The Wizards had to do this. If they didn’t max out Bradley Beal, another team would have — injury history or no. Then the Wizards would have had to match, but bad blood could have formed. He has just too much promise as a shooter in a league where 29 other teams could use more shooting.
Within an hour after free agency started, the Wizards and Beal were closing in on a five-year, $128 million contract extension, reports Adrian Wojnarowski of The Vertical at Yahoo Sports.
Restricted free-agent guard Bradley Beal is nearing agreement on a five-year, $128 million maximum contract to stay with the Washington Wizards, his agent, Mark Bartelstein, told The Vertical. The framework of the contract will be a straight five-year deal with no options, Bartelstein said.
The sides are expected to come to a complete agreement later Friday morning.
Friday morning does not mean in the hours right after midnight, but rather once everyone comes in and has had a cup of coffee Friday morning.
The question with Beal isn’t “can he play the game?” He averaged 17.4 points per game last season and is a career 39.7 percent shooter from three. Rather, the issue is his health, where a stress fracture in his right leg has kept him out of 46 games the past two seasons and is a lingering problem.
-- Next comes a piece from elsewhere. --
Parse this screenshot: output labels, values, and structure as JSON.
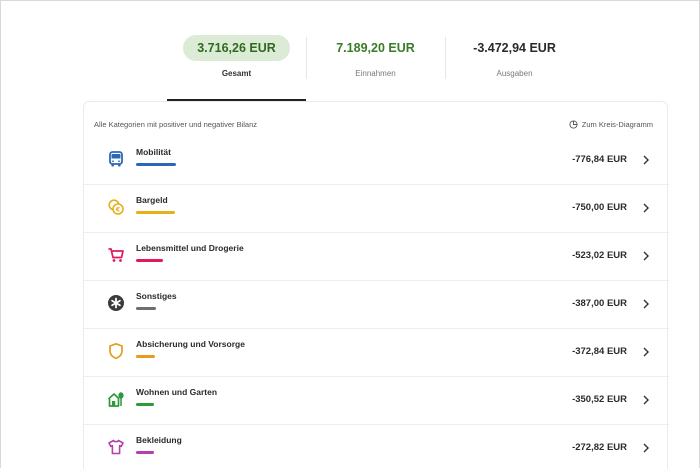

He’s going to be on a minutes restriction the rest of his career to deal with that stress issue.
Beal and Wizards point guard John Wall need to learn to thrive together (they were just pedestrian last season, when the two were on the court together they played opponents basically even, less than +1 per 100 possessions). Maybe new coach Scott Brooks scan help. But the Wizards need those two to be a lot more like what Toronto gets out of Kyle Lowry and DeMar DeRozan. They have to be more than scorers; they need to be catalysts.
The Wizards will be paying Beal handsomely to be just that next season.
It’s amazing how all this has happened before everybody gets to officially sit down in a room and talk.
Free agency opens at midnight Thursday (into Friday), and Hassan Whiteside is one of the most sought after bigs on the market — an athletic rim-protecting big who fits the modern NBA style of play. Already he has ruled out even meetings with the Lakers, Knicks, and others and is only going to sit down with Miami, Dallas, and Portland.
And maybe not all of them have an equal chance, reports Adrian Wojnarowski of The Vertical at Yahoo Sports:
Now, if I were the cynical type, I might say this: Miami has been reluctant to max out Whiteside at $22 million a season for four years, while Dallas is going all in (and we have to assume Portland would offer the max also). If I were Whiteside’s agent and wanted to up the pressure on Miami to come in with a max offer, this might be exactly what I’d want to leak before I met with them.
Or, maybe Whiteside likes the potential with himself at the five and Dirk Nowitzki at the four in Dallas (especially if they can convince Mike Conley to leave Memphis, as they are trying to do). Maybe a lot of things.
Just know that once free agency starts at midnight — and once Pat Riley gets in the room with Whiteside — everything can change. Free agency is a fluid situation and what we think going in can change on a dime.